    Finally! After 20 years of imprisonment Amnesty International’s prisoner of conscience and Malaysian opposition leader Anwar Ibrahim has been released. Anwar received a royal pardon following last week’s election win for the Pakatan Harapan coalition led by Mahathir Mohamad.

    Anwar’s freedom marks a victory for humanity in Malaysia. “This day should go down as a landmark moment for human rights in the country, but the new government must not stop here. Rather, this should be the first of many more positive changes,” said Salil Shetty, Amnesty International’s Secretary General.

    Anwar Ibrahim was a prisoner of conscience – jailed solely for peacefully exercising his right to freedom of expression. He was imprisoned twice, in 1998, after calling for political reform, then Deputy Prime Minister Anwar Ibrahim was dismissed from government and arrested for corruption and committing ‘illegal’ homosexual acts – allegations he has always denied.

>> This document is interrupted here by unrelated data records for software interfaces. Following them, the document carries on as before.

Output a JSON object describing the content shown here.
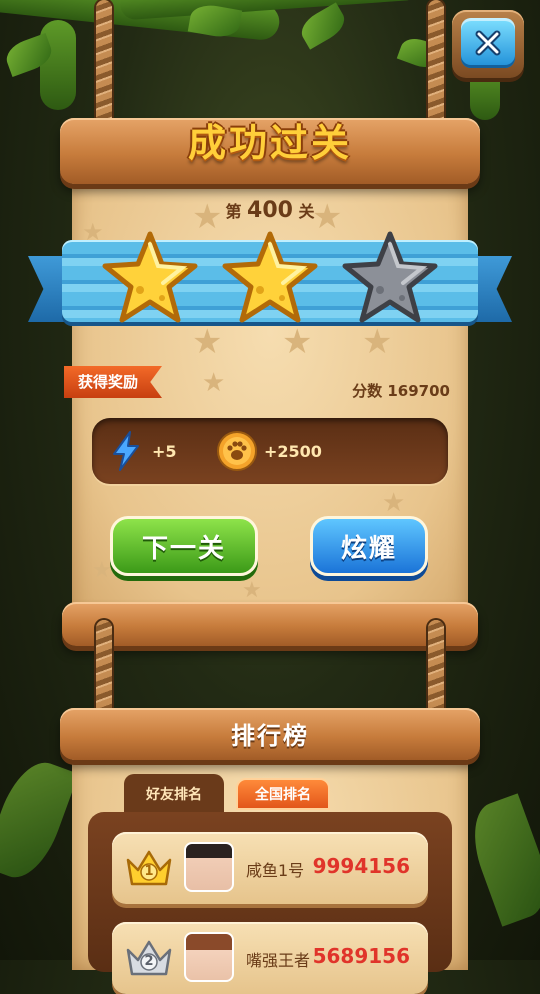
{
  "header": {
    "title": "成功过关"
  },
  "level": {
    "prefix": "第",
    "number": "400",
    "suffix": "关"
  },
  "stars": {
    "earned": 2,
    "total": 3
  },
  "rewards": {
    "tag": "获得奖励",
    "score_label": "分数",
    "score_value": "169700",
    "energy": "+5",
    "coins": "+2500"
  },
  "buttons": {
    "next": "下一关",
    "share": "炫耀"
  },
  "leaderboard": {
    "title": "排行榜",
    "tabs": [
      {
        "label": "好友排名",
        "active": true
      },
      {
        "label": "全国排名",
        "active": false
      }
    ],
    "entries": [
      {
        "rank": "1",
        "name": "咸鱼1号",
        "score": "9994156",
        "crown": "gold-crown-icon"
      },
      {
        "rank": "2",
        "name": "嘴强王者",
        "score": "5689156",
        "crown": "silver-crown-icon"
      }
    ]
  },
  "colors": {
    "title_yellow": "#ffcf3a",
    "ribbon_blue": "#3fa0d6",
    "next_green": "#3c9a18",
    "share_blue": "#1b74d8",
    "score_red": "#e0342a",
    "tag_orange": "#e2561a"
  }
}
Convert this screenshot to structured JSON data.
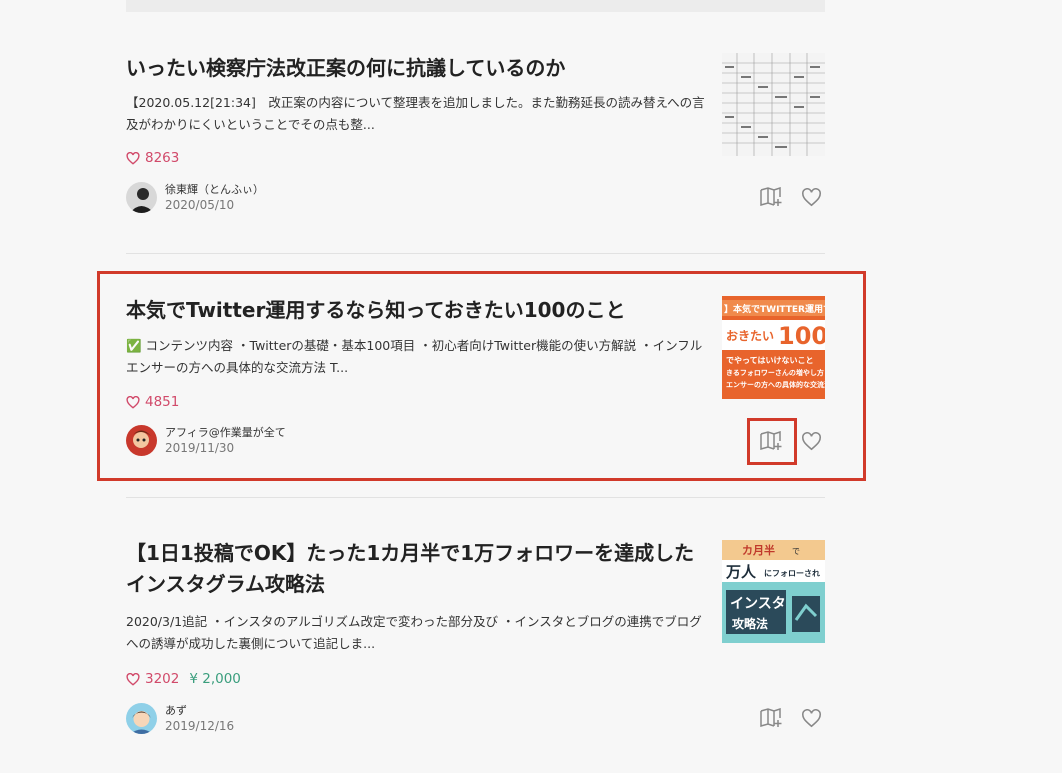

In July 2008, a month before he returned to parliament in a by-election, the opposition leader was again arrested on sodomy charges.

    Amnesty International stood with this brave prisoner of conscience as he fought for his freedom since 1998. Thank you to all of those who took action by writing letters urging the Government of Malaysia to dropped charges and free Anwar.

    Background

    In 1998, after calling for political reform, then Deputy Prime Minister Anwar Ibrahim was dismissed from government and arrested for corruption and committing ‘illegal’ homosexual acts – allegations he has always denied. 

    He was beaten up while in police custody and convicted for corruption in 1999 and for ‘sodomy’ in 2000. He remained imprisoned until 2004 when the “sodomy” conviction was overturned.

    As a result of that conviction, Anwar was barred from politics until 2008. That year, a month before he returned to parliament in a by-election, the opposition leader was again arrested on sodomy charges.

    The High Court cleared him of all charges in 2012, but the Court of Appeal overturned the acquittal in March this year and sentenced him to five years in prison.

    The criminalization of consensual sexual activity between adults – including those of the same sex – is contrary to international human rights law.